• What is needed:
Check each line of the records below for the word "time" and copy those where it appears.

(Supplied information)

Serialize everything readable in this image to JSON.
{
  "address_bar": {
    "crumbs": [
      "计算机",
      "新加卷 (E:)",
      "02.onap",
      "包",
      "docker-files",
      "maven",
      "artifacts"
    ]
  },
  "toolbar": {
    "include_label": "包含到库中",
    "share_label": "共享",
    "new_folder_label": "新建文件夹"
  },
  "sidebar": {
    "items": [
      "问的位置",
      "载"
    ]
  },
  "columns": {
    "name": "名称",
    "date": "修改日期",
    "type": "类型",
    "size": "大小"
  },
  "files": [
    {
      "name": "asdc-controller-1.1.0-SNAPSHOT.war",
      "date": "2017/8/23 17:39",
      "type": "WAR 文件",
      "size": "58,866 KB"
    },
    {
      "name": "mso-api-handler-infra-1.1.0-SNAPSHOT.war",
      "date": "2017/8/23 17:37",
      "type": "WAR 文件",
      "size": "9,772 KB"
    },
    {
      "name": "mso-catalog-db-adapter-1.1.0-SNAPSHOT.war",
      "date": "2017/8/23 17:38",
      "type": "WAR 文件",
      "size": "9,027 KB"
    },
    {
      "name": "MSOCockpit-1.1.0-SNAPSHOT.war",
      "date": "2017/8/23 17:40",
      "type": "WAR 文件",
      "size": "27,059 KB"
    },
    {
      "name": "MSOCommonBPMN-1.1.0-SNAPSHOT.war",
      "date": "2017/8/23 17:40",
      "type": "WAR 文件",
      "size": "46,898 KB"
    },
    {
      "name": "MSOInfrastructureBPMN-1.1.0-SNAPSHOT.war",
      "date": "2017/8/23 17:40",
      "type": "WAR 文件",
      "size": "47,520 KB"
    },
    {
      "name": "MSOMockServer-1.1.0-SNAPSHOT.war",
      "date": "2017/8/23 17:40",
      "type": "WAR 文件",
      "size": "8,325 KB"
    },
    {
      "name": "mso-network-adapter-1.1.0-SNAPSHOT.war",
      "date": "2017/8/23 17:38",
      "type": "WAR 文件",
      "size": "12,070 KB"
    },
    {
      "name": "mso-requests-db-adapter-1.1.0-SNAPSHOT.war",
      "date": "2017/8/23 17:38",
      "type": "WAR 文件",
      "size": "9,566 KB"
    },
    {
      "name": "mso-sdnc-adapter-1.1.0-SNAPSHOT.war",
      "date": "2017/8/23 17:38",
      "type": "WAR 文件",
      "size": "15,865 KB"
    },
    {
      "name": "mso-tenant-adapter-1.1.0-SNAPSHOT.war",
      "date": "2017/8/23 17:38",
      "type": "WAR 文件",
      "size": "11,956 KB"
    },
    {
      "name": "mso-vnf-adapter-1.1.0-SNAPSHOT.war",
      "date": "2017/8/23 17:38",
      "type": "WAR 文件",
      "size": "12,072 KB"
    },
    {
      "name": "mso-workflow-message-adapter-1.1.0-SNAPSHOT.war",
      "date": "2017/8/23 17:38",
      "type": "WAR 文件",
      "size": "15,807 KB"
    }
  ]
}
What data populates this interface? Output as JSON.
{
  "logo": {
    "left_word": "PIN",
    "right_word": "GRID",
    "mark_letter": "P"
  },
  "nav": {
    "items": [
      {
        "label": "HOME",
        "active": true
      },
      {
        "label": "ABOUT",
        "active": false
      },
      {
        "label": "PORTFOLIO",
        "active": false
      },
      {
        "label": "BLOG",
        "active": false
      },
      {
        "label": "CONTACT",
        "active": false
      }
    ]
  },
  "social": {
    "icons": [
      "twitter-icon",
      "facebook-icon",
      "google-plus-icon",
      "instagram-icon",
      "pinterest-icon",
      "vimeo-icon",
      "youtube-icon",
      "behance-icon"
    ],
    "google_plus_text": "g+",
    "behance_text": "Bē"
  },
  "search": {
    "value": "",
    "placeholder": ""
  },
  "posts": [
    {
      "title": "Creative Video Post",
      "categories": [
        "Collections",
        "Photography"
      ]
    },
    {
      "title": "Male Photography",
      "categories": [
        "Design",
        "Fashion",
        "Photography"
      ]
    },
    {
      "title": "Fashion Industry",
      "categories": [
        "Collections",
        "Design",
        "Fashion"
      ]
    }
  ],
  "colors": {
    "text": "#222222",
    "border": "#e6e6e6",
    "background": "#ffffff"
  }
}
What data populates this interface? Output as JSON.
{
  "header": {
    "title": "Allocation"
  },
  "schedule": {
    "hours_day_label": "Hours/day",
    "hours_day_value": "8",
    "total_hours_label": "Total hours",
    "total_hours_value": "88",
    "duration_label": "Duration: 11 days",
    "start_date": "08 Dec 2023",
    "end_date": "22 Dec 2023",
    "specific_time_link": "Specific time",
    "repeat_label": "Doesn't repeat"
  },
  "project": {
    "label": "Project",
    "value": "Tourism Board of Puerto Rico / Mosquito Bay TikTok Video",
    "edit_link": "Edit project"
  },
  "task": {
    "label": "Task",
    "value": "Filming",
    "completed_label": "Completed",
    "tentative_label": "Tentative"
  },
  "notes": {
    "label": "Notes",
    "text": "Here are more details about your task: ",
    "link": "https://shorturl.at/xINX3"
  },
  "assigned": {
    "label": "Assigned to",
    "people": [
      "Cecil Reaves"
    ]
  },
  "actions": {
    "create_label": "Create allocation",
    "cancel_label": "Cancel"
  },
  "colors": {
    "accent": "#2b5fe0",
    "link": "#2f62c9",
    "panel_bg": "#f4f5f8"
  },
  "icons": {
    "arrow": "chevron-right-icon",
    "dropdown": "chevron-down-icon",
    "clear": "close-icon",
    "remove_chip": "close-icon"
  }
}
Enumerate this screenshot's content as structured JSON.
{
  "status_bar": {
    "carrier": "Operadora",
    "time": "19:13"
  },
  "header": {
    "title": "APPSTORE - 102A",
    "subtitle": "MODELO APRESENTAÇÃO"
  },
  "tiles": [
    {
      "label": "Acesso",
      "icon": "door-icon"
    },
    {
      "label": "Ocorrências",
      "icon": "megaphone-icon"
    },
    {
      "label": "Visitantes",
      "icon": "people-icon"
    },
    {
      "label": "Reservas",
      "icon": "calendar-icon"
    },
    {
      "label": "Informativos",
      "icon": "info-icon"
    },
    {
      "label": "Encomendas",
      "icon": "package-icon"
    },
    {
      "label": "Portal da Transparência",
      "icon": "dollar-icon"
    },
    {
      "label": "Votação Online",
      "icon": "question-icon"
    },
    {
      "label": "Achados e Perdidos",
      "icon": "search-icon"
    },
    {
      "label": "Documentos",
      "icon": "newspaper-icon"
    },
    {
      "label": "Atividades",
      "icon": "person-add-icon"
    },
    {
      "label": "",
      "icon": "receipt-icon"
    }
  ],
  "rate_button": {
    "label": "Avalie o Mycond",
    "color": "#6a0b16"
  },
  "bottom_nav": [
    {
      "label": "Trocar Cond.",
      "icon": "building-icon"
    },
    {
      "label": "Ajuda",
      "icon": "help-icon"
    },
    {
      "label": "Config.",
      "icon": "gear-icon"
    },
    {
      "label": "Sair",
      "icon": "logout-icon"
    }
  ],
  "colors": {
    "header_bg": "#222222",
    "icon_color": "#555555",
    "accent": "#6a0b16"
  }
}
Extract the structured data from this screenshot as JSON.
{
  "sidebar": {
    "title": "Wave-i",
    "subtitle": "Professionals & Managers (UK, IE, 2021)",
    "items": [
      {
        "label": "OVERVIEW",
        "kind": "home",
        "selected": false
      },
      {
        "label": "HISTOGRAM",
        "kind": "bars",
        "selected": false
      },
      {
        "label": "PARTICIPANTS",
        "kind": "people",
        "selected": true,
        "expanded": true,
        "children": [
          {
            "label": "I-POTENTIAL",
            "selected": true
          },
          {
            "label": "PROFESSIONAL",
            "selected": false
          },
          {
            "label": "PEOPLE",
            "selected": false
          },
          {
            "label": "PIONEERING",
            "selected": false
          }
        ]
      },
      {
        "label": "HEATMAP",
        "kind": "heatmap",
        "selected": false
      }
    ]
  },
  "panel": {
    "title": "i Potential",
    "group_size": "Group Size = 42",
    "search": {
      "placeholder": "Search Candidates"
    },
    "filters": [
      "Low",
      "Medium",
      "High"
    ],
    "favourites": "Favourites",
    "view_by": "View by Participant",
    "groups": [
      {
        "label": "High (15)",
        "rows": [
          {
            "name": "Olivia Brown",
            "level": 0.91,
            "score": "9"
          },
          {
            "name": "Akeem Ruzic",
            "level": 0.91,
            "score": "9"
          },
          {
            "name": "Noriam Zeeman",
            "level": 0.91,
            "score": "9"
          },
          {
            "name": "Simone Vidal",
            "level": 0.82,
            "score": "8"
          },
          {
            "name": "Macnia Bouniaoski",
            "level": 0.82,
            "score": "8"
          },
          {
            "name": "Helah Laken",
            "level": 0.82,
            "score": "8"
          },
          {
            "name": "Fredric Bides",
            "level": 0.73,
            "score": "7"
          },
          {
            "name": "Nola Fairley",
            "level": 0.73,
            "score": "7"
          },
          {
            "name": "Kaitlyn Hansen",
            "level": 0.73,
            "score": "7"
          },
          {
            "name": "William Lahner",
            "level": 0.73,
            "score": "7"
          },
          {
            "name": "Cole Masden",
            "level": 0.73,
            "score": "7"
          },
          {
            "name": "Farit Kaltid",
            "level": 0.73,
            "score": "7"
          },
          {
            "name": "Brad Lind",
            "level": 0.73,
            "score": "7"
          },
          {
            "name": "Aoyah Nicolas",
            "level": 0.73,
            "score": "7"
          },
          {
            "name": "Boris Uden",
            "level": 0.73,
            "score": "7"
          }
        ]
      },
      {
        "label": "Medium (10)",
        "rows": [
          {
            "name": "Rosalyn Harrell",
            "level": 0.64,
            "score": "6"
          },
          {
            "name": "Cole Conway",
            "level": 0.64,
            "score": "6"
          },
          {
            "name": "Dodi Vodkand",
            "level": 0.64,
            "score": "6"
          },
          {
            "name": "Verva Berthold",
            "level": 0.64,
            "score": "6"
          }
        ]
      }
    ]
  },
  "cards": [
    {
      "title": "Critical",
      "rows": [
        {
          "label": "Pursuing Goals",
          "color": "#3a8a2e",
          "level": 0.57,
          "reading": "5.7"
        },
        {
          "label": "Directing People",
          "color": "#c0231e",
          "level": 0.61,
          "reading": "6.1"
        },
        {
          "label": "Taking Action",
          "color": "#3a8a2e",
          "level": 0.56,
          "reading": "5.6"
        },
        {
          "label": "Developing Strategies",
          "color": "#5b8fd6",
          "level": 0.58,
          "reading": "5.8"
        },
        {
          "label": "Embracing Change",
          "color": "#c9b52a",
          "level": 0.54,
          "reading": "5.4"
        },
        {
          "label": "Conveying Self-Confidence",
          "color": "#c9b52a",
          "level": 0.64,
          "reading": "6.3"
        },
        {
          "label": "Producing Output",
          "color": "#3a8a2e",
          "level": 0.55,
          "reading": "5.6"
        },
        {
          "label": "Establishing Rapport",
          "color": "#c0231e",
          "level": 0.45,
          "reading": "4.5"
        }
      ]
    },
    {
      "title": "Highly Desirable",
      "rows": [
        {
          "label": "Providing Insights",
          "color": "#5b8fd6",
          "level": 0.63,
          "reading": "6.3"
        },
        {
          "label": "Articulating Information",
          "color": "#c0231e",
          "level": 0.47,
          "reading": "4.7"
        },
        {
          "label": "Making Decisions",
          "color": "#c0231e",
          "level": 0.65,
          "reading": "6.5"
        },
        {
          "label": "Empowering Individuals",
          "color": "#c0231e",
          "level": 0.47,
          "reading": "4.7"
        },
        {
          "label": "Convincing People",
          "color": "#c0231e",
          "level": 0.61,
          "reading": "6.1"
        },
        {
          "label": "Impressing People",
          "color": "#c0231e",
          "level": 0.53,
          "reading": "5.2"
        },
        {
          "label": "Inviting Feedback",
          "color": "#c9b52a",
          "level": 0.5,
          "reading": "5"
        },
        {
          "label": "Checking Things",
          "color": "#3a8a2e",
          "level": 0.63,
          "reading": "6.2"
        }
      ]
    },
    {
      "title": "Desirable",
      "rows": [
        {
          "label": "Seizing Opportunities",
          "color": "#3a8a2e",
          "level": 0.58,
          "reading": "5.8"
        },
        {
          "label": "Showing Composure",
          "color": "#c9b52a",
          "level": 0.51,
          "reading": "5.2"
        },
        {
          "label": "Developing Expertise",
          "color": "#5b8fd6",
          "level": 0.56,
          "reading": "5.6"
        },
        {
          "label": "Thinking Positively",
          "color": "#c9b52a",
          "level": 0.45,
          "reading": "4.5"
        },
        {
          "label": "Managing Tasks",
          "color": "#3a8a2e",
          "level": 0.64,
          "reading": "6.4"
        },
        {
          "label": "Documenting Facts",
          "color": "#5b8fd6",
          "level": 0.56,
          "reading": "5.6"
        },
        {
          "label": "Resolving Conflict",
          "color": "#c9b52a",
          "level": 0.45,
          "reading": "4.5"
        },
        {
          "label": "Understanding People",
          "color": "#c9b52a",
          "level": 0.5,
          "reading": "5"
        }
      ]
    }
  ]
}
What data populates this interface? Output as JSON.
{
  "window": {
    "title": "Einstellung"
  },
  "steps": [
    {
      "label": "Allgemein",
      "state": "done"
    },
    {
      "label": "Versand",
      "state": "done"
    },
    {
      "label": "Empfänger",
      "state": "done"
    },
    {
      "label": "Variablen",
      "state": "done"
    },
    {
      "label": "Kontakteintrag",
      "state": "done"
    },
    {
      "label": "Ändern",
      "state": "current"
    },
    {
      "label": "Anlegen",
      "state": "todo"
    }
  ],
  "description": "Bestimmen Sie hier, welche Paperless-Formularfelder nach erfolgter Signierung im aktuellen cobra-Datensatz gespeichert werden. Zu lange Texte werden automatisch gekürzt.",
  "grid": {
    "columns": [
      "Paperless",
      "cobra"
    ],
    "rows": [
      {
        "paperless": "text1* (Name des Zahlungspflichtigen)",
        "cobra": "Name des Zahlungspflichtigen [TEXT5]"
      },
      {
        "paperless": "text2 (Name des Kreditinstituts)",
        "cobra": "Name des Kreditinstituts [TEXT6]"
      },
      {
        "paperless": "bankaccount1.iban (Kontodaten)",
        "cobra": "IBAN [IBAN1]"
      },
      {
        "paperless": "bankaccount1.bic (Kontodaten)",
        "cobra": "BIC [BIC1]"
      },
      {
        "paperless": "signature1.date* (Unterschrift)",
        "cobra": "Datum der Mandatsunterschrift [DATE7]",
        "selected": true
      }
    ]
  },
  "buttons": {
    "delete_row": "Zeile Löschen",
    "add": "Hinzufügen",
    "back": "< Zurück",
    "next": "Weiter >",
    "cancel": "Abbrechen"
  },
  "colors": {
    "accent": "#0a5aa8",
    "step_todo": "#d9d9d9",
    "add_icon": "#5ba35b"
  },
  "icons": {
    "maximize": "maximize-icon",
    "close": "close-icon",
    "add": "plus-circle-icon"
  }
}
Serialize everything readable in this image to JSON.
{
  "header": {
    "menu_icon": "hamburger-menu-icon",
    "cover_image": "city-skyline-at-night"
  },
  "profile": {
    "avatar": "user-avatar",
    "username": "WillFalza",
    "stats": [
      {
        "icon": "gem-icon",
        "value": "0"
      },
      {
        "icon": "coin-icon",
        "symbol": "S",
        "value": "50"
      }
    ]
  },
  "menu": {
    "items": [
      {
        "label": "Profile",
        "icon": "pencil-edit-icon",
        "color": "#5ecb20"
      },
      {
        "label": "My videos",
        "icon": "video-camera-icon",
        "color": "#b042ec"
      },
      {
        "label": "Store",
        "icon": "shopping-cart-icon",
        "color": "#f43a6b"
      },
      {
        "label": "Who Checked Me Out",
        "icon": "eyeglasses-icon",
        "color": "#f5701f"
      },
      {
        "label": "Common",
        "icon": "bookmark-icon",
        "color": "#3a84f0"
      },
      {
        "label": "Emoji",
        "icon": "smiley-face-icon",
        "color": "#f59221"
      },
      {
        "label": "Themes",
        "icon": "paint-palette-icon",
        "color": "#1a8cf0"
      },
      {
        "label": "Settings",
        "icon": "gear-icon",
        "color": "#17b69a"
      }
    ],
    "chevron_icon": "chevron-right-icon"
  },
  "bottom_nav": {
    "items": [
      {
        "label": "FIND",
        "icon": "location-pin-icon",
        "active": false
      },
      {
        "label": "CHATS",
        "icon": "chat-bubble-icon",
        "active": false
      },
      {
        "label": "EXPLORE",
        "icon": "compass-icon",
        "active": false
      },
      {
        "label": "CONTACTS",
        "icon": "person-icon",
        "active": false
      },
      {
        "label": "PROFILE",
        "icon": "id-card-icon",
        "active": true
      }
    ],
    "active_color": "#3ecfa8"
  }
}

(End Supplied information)

• Solution for this problem:
    "specific_time_link": "Specific time",
    "time": "19:13"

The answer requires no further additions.